» WHAT NEEDS TO BE DONE
Report how many lines in the material hold the word "true". No other content is required.

· · · · ·

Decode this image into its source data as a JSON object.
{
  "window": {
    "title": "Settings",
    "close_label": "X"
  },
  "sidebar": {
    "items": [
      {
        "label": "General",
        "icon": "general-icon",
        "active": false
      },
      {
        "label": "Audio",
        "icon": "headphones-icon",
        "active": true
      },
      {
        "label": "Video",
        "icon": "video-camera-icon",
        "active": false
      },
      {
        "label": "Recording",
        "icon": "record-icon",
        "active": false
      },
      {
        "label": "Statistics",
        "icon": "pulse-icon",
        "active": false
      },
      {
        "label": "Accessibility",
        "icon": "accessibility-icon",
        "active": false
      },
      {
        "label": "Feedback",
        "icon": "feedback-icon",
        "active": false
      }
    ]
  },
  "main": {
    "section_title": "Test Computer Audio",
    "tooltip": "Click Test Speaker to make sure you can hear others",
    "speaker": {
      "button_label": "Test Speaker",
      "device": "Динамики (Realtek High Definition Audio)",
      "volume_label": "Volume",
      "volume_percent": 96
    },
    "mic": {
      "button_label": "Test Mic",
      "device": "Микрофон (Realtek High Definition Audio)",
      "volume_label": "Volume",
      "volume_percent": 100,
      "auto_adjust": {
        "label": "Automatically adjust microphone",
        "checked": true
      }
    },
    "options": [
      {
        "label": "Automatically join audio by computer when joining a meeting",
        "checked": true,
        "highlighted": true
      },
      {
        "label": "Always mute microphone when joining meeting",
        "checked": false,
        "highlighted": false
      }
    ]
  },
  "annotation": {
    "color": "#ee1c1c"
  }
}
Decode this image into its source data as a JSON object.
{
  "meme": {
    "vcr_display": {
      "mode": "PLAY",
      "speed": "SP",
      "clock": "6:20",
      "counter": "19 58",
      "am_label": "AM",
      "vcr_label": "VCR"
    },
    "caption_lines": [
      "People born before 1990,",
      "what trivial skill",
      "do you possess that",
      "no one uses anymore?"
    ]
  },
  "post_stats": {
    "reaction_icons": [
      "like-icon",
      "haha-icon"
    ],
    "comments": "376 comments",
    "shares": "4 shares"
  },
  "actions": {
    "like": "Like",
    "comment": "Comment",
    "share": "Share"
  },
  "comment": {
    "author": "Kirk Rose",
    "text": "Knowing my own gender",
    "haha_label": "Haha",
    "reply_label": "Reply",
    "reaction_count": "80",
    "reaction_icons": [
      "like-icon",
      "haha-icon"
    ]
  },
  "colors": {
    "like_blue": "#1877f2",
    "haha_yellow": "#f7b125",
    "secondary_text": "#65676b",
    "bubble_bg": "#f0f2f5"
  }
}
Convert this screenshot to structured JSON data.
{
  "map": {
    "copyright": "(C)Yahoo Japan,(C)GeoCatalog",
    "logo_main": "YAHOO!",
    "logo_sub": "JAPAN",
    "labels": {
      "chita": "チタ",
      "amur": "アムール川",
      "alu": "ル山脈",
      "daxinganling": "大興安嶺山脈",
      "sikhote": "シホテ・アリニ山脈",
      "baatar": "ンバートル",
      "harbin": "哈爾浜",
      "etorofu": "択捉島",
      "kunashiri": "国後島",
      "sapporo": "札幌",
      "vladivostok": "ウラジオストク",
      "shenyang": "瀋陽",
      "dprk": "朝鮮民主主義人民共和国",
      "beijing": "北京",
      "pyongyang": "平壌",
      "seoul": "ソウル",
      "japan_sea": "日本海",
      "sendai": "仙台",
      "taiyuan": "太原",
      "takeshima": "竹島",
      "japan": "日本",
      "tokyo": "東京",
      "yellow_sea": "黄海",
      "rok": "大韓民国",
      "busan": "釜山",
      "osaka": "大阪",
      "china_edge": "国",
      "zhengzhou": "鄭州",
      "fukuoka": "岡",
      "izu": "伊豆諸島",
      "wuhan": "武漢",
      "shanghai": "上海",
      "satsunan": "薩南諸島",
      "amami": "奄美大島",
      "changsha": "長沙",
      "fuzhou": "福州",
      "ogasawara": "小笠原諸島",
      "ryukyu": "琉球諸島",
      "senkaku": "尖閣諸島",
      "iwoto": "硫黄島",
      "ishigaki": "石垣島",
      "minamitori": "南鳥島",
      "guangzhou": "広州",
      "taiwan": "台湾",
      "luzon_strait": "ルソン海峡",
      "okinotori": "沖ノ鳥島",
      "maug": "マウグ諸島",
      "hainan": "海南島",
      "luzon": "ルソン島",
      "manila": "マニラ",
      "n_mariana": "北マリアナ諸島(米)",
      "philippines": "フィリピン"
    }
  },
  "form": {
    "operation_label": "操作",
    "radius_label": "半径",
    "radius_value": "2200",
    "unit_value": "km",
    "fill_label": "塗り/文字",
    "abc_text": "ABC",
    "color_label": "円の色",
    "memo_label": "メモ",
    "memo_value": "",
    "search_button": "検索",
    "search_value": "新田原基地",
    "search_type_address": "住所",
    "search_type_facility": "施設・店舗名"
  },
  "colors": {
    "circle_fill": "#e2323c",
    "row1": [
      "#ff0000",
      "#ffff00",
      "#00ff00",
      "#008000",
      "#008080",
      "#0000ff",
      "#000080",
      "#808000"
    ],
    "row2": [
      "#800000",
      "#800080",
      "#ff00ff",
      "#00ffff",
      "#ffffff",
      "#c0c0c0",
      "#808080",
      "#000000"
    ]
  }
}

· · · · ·

» TASK RESPONSE
4